I can think of many reasons to put together a DIY vertical garden. Small outdoor spaces, cooling shade, fresher air (especially on a city patio), and privacy definitely top the list.
We built our DIY vertical garden not on an actual wall, but on an arbor that acts a little like a wall.
If you read our before and after patio post a couple of weeks ago, you’ll remember we had a rather ugly old fence at the border of our side patio. When we removed it, we decided we liked the open feel, but still desired a small measure of privacy and property boundary.
Which made us reconsider building our DIY vertical garden on an exterior wall of the house and build it as a stand-alone “wall” instead.
DIY VERTICAL GARDEN
- 2 – Ground Spike in Khaki (4 In. x 4 In.)
- 2 – 4″x4″x8′ cedar posts
- 3 – 2″x6″x8′ cedar planks
- scrap length of 4″x4″
- 8 – 1/4″x3″ lag bolts
- 1 pkg Hex Wire Netting 24 inches x 25 feet – 1 inch
- 3/4″ fence staples
- 19 gauge plated steel wire
- 4″ terra cotta pots (we used 35)
- small plants (30-35 depending on whether you’d like empty pots or not)
- potting soil
1. Make SURE that you do not have any utility wires or pipes running in the area you want to build your garden wall. If you are at all doubtful, call your local utility companies to come and check for you (it’s free).
2. Measure out and mark where your posts will go on the ground. Ours are seven feet apart, centered on our patio space.
3. Using a sledgehammer and a scrap piece of wood (you don’t want to damage the good cedar posts or the ground spikes), hammer ground spikes into the ground at spots marked out in step 2.
4. Cut 4″x4″‘ cedar posts down to the height you’d like. Ours are seven feet tall.
5. Place one cut 4″x4″ post into the ground spike and level (the ground spikes we purchased have a swivel top that is used for leveling). Tighten bolts in ground spikes to keep posts level. Repeat for the second post.
6. Using clamps place 2- 2″x6″x8′ cedar planks on top of cedar posts (one on each side front and back). Measure and adjust if necessary so that overhang is equal on both sides and at each end.
7. Pre-drill countersunk holes for bolts.
8. Attach planks to posts with two bolts on each side of each post for a total of four bolts on each post. Be sure to stagger as shown so they don’t run into each other.
9. Decide how many pieces you’d like on the top of your arbor framing, then cut and angle them to desired angles. We toe-nailed ours on top of the two planks, but feel free to do it “the right way” and use specially designed brackets. 🙂 Toe-nailing was cheaper and faster and they’ve stayed up straight just fine!
10. Unroll wire netting. Measure and cut to the width between two posts plus a little extra. Because it is only 24″ wide you will have to use about three lengths (sort of stacked one on top of the other) total. Using fence staples gripped with pliers and a hammer, affix wire netting to the bottom of the back piece of planking (as shown above). Also, affix to the back of the side posts as shown. Repeat and repeat again to give a wire netting “wall”.
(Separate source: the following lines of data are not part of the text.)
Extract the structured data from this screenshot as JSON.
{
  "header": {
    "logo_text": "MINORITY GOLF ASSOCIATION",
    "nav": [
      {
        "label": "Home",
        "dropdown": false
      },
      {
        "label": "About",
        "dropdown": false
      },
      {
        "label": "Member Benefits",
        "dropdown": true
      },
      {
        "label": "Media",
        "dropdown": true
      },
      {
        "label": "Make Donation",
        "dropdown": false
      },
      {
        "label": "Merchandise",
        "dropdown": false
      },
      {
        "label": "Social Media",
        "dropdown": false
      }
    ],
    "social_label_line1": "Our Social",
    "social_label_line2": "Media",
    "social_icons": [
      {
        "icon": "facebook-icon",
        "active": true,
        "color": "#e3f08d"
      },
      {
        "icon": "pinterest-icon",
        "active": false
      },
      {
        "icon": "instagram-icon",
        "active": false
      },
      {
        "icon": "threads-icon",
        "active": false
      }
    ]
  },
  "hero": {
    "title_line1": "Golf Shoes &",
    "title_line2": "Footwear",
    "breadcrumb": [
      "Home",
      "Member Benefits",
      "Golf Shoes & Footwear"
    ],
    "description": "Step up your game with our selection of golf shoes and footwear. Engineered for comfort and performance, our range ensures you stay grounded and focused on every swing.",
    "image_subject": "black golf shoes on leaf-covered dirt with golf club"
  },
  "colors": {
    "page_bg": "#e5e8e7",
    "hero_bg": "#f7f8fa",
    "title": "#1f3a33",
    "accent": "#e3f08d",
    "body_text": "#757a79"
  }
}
11. Using small pieces of wire, attach each piece of netting together at the seam to create a solid wire mesh “wall”. Trim off any excess.
Now you’re ready to add some lush greenery or flowers!
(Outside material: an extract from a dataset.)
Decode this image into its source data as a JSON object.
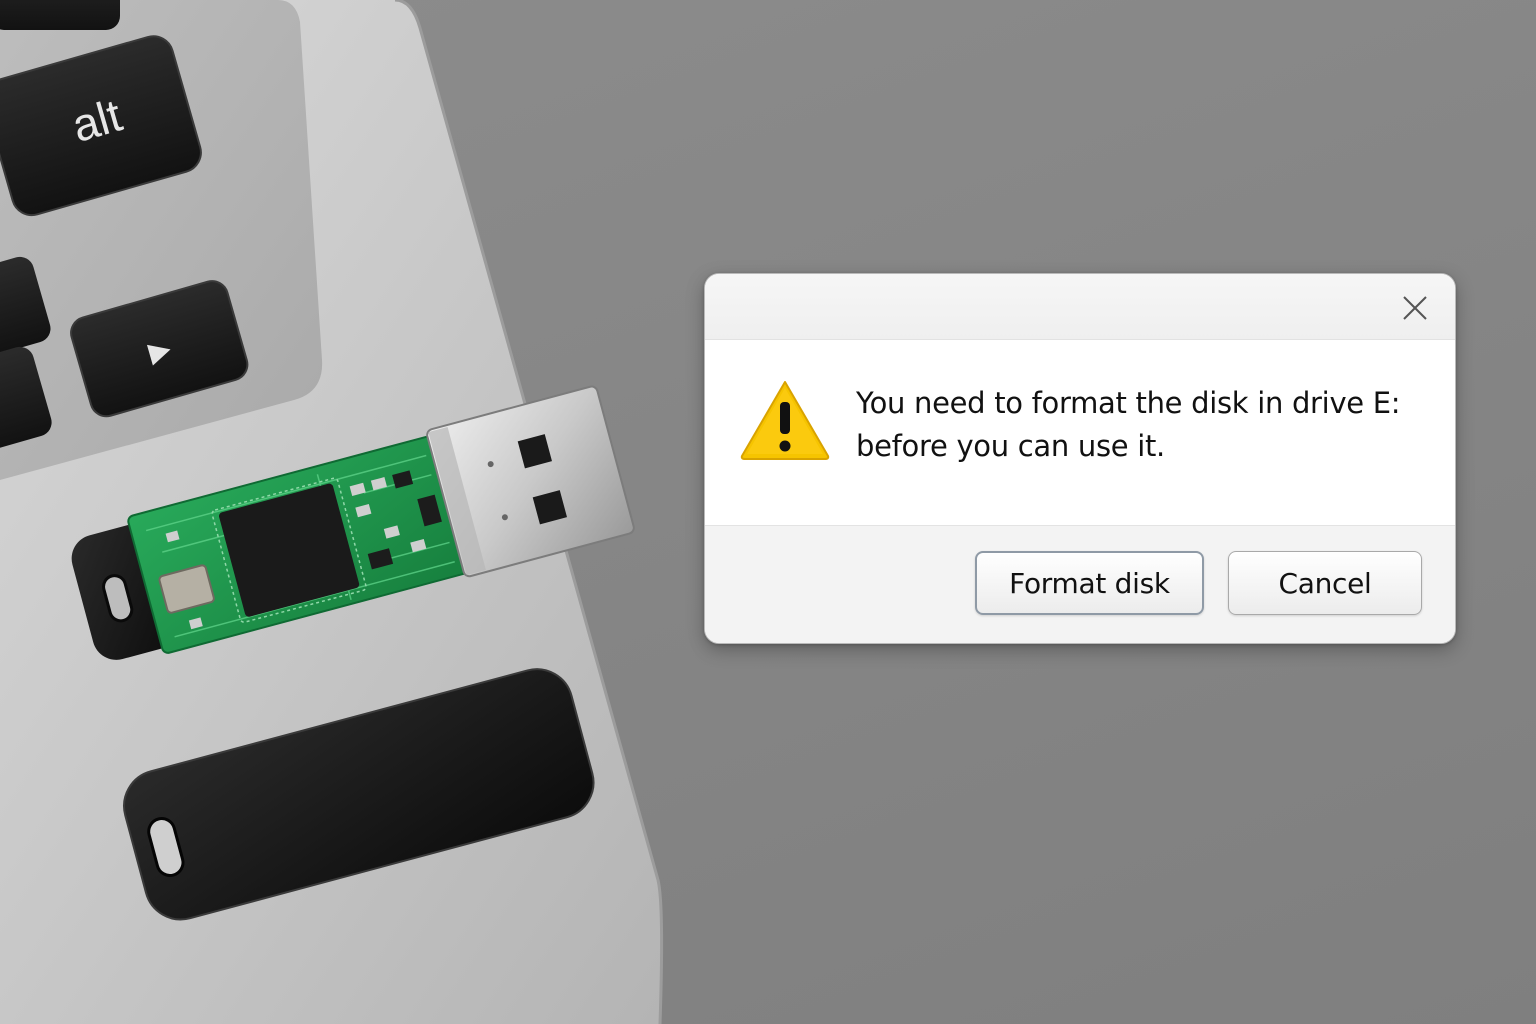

12. Using a small amount of potting soil if necessary, transplant your plants from their little plastic pots to the new terra cotta pots.
13. Cut 35 pieces of wire, each about 16-18″ long. Wrap one around each pot and twist as shown above.
14. To attach pots to the wire netting “wall”, feed each of the two wire ends through separate hexes and twist them together. If you find that posts tilt down too much, add a second loop and attach higher.
After about a month or more we adore our DIY vertical garden wall and have received many compliments on it from neighbors and friends. And so far the only drawback has been watering it every day to keep the plants from drying out. We’re already thinking of a way to make it self-watering for next summer – maybe a pump, tubing, and trough system?